By early March, the Covid19 outbreak was declared a global pandemic by the WHO, and Governments around the world had muddled reactions. New restrictions and regulations came up in different parts of the world, affecting global supply chains. We started seeing delays in last-mile deliveries due to localized lockdowns in parts of Europe and the UK, which constituted over 70% of our orders at that time. Even though we were working with top 3PL companies at that time, the logistical situation seemed to be beyond our direct control.
Our contact centers were not designed to handle this quantum of customer queries and agitated customers (rightfully) started filing chargebacks and disputes to recover their money.
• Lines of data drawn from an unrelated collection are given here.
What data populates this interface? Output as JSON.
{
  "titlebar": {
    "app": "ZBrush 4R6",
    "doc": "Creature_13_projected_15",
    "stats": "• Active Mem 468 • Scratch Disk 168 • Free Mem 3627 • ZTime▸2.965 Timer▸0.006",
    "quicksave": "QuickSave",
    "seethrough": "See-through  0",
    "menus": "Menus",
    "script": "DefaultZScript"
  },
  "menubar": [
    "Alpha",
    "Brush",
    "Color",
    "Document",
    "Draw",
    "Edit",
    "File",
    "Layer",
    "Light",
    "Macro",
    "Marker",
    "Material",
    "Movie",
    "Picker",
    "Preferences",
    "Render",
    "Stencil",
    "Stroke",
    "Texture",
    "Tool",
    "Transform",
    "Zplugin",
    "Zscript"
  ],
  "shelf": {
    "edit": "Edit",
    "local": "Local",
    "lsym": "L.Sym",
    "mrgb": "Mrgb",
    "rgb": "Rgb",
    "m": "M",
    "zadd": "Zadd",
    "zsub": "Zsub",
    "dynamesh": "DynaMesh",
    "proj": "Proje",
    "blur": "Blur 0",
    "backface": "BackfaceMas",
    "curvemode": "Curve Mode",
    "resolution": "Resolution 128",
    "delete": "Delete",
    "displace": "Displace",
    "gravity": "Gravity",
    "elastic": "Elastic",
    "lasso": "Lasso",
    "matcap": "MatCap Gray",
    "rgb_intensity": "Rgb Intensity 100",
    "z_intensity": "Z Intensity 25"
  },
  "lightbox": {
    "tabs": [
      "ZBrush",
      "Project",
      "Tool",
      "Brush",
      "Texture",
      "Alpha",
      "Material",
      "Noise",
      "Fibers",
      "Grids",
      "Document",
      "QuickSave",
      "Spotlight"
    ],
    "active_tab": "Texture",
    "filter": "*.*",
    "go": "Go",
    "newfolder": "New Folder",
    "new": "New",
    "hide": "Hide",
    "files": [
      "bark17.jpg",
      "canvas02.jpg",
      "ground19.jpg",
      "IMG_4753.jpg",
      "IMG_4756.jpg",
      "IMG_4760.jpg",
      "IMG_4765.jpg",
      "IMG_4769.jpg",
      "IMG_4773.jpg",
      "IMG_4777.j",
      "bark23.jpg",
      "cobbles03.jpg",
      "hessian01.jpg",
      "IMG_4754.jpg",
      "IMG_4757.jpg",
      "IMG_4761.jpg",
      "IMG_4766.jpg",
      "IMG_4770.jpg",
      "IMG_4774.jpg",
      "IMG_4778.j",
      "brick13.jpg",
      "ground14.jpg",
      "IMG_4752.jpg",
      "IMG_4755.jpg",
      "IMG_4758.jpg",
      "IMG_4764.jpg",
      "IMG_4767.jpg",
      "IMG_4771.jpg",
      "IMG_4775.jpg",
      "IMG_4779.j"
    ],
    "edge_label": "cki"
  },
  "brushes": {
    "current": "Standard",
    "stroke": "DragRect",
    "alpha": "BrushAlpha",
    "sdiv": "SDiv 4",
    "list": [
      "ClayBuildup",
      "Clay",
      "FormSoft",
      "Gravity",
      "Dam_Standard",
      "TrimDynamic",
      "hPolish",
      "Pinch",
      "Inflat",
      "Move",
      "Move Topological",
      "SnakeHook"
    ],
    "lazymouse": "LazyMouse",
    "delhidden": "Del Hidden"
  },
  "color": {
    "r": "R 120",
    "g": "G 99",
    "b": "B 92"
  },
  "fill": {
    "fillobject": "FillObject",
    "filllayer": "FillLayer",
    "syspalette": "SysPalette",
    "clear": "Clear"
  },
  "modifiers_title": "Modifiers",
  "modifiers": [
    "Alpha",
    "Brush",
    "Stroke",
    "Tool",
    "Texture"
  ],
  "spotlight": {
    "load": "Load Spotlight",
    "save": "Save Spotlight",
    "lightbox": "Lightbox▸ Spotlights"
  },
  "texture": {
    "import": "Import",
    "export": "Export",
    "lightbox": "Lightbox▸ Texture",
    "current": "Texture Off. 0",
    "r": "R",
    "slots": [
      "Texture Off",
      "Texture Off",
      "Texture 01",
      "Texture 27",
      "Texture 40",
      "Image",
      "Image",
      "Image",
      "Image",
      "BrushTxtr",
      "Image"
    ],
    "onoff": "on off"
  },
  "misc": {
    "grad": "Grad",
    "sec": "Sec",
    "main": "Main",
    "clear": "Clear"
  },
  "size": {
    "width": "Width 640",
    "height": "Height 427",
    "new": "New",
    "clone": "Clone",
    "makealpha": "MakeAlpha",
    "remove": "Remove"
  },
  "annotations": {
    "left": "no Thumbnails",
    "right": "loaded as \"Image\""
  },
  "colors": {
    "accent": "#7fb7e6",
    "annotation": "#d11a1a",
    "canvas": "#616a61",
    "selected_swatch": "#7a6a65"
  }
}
Our chargeback rates were already high due to the inadvertent participation in the panic-buying spree for about 2 weeks in late January 2020, and we soon found our metrics going beyond the tolerable levels defined by the payment processors and their acquiring banks.
Following standard protocols, they froze our ability to withdraw funds. This created obvious cash-flow concerns for a bootstrapped company like ours and added operational bottlenecks in the fulfillment process. This was worsened by the emergence of negative reviews on platforms like Trustpilot and Google. The circularity of these problems threatened the very survival of our business and we had to find a solution quickly.
Growing the Business Despite the Mess
The most difficult quarter for us was Apr-Jun 2020. Desperate for business continuity, we had to work with a different league of payment processors, designed for “high-risk” businesses. They offered higher tolerances on chargebacks but the trade-off was that our transaction success rates had dropped by over 50% and the impact on our unit economics was unbearable.
Internally, we improved the quality of our operations and customer service through process optimization and externally, we started fixing the reputational damage by expanding review collection to all customers. The idea was to have the full picture on Trustpilot and Google Reviews and display reviews from both, satisfied and dissatisfied customers, as opposed to earlier when only the agitated ones were motivated enough to leave a review. As global supply chains started normalizing, we were able to go back to our earlier payment associations and transaction success rates were restored.
The pandemic had accelerated the global adoption of online retail and we were fortunate to have recovered just in time to leverage this shift in consumer behaviour. By July 2020, we felt confident about scaling our advertising efforts to grow revenues and neutralize the losses we had suffered in the last few months. Prior to the pandemic, our strongest brands were NinthAvenue and DirectNine, where we sold cosmetics and electronics, respectively.
We had launched a brand called NineLife in late 2019, selling health and nutrition products. We prioritized the global expansion of NineLife and as we launched the brand in over 30 markets, it started accounting for more than half of our topline, overtaking NinthAvenue by a huge margin. We also studied how Covid19 was creating shifts in product categories being demanded, and used that information to scale our fitness wear and gear brand NineFit, as well as our home and kitchen brand, HomeLoft.
The recovery was not easy, though and we continued to face hiccups along the way. For instance, major tech companies had ramped-up their policing algorithms to curb cyber fraud and discourage opportunistic scammers. There were multiple instances of false positives triggered by these systems that led to temporary suspensions of our accounts by Google or Shopify, but such issues were swiftly solved after basic appeals and manual reviews.
Diligent data analysis helped us to understand localized challenges in all our target markets and strategic diversification in revenue sources helped us maintain cash-flow continuity even when certain parts of the business were affected or paused. Overall, we grew exponentially and new fulfillment offices had to be set up. Towards the end of 2020, we found ourselves growing like never before and started doing over a million dollars in monthly revenue.